Start of Extracted records
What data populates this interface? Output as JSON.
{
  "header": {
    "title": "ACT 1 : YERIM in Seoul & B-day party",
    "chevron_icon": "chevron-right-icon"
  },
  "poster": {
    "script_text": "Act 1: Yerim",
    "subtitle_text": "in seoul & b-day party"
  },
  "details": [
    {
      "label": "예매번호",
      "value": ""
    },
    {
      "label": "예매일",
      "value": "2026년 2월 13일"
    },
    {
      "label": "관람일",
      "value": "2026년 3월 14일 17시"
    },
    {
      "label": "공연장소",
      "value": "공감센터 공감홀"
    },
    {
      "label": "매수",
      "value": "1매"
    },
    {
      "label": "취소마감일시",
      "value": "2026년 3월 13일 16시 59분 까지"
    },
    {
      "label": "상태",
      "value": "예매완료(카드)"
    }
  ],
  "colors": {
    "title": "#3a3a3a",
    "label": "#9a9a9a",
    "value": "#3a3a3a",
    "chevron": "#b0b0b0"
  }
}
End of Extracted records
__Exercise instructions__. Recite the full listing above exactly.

__Task output__.
What data populates this interface? Output as JSON.
{
  "header": {
    "title": "ACT 1 : YERIM in Seoul & B-day party",
    "chevron_icon": "chevron-right-icon"
  },
  "poster": {
    "script_text": "Act 1: Yerim",
    "subtitle_text": "in seoul & b-day party"
  },
  "details": [
    {
      "label": "예매번호",
      "value": ""
    },
    {
      "label": "예매일",
      "value": "2026년 2월 13일"
    },
    {
      "label": "관람일",
      "value": "2026년 3월 14일 17시"
    },
    {
      "label": "공연장소",
      "value": "공감센터 공감홀"
    },
    {
      "label": "매수",
      "value": "1매"
    },
    {
      "label": "취소마감일시",
      "value": "2026년 3월 13일 16시 59분 까지"
    },
    {
      "label": "상태",
      "value": "예매완료(카드)"
    }
  ],
  "colors": {
    "title": "#3a3a3a",
    "label": "#9a9a9a",
    "value": "#3a3a3a",
    "chevron": "#b0b0b0"
  }
}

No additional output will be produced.